To identify those who felt lonely because of the COVID-19 pandemic, we focused on respondents who reported a change with respect to their pre-pandemic status, although even this strategy may not be flawless, as for some of these respondents the change may be due to other reasons (e.g., the loss of a loved one). However, this approach has the advantage of removing individual heterogeneity and allows us to identify both deterioration and improvement of self-reported loneliness resulting from different reactions to the measures put in place to contain the virus.
Tables 1 and 2 summarise the results obtained with our strategy. More than 70% of the older respondents show no change in loneliness with respect to the 2019 evaluation (the total percentages in the main diagonal). This does not mean that they did not feel lonely, but rather that their reported level of loneliness did not change during the pandemic period. Indeed, it is interesting to note that about 2.7% of the respondents (combining the two surveys) rated themselves as often lonely both before and during the COVID-19 outbreak.
The proportion of individuals who reported any type of deterioration of their status (14.5% and 16.7%, respectively, during the first and the second COVID-19 waves) is somewhat low and comparable with the proportion of those reporting improvement (13.2% during the first wave and 12.4% in the second wave). Moreover, only about 2% of respondents (slightly more in the second wave) reported a strong increase in their feelings of loneliness.
Summing up, this brief discussion can help to identify people whose feelings of loneliness really changed during the COVID-19 outbreak. In future research, we will investigate the characteristics of those who did not report any change. Our conjecture is that they represent a group of individuals whose feelings were barely affected by the pandemic, and this could provide a first step towards studying resilience to the COVID-19 crisis among older people.
Arpino B, Mair CA, Quashie NT, Antczak R (2022). Loneliness before and during the COVID-19 pandemic – are unpartnered and childless older adults at higher risk? European Journal of Ageing 19, 1327-1338
Börsch-Supan A (2022a). Survey of Health, Ageing and Retirement in Europe (SHARE) Wave 8. Release version: 8.0.0. SHARE-ERIC. Data set. DOI: 10.6103/SHARE.w8.800
Börsch-Supan A (2022b). Survey of Health, Ageing and Retirement in Europe (SHARE) Wave 8. COVID-19 Survey 1. Release version: 8.0.0. SHARE-ERIC. Data set. DOI: 10.6103/SHARE.w8ca.800
Börsch-Supan A (2022c). Survey of Health, Ageing and Retirement in Europe (SHARE) Wave 9. COVID-19 Survey 2. Release version: 8.0.0. SHARE-ERIC. Data set. DOI: 10.6103/SHARE.w9ca.800
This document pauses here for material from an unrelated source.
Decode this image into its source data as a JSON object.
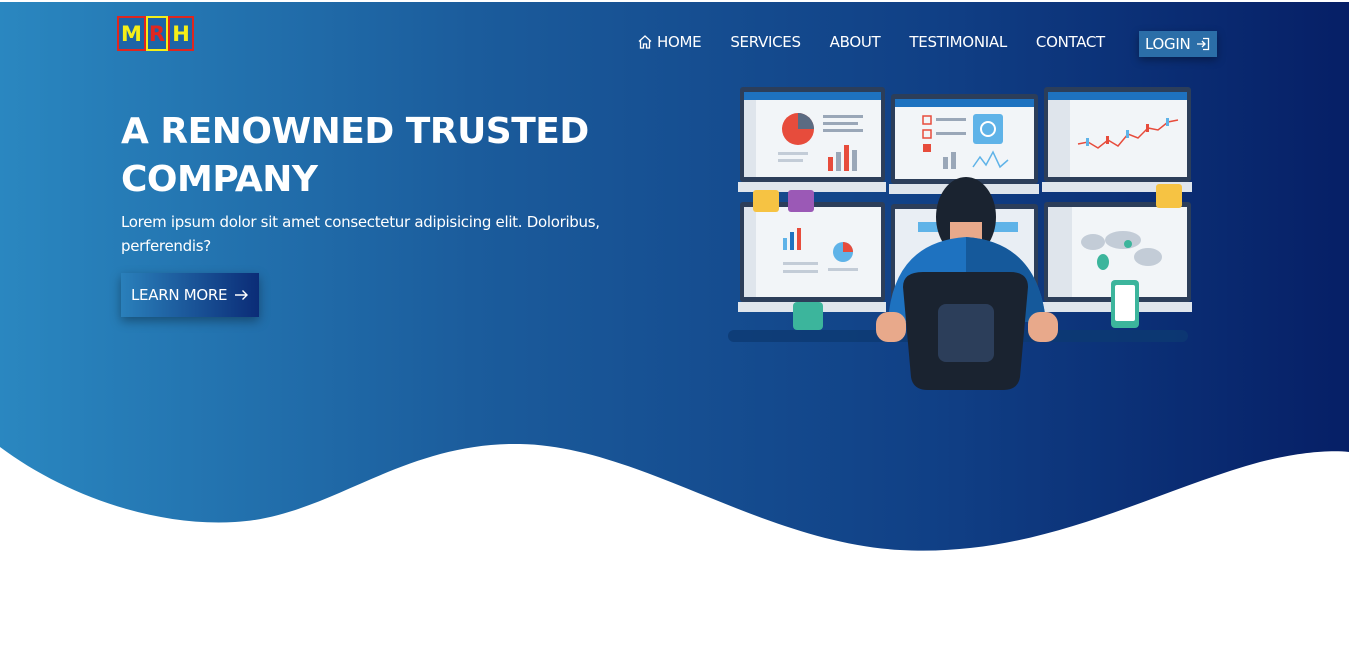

Luchetti M, Lee JH, Aschwanden D, Sesker A, Strickhouser JE, Terracciano A, Sutin AR (2020). The trajectory of loneliness in response to COVID-19. American Psychologist 75, 897-908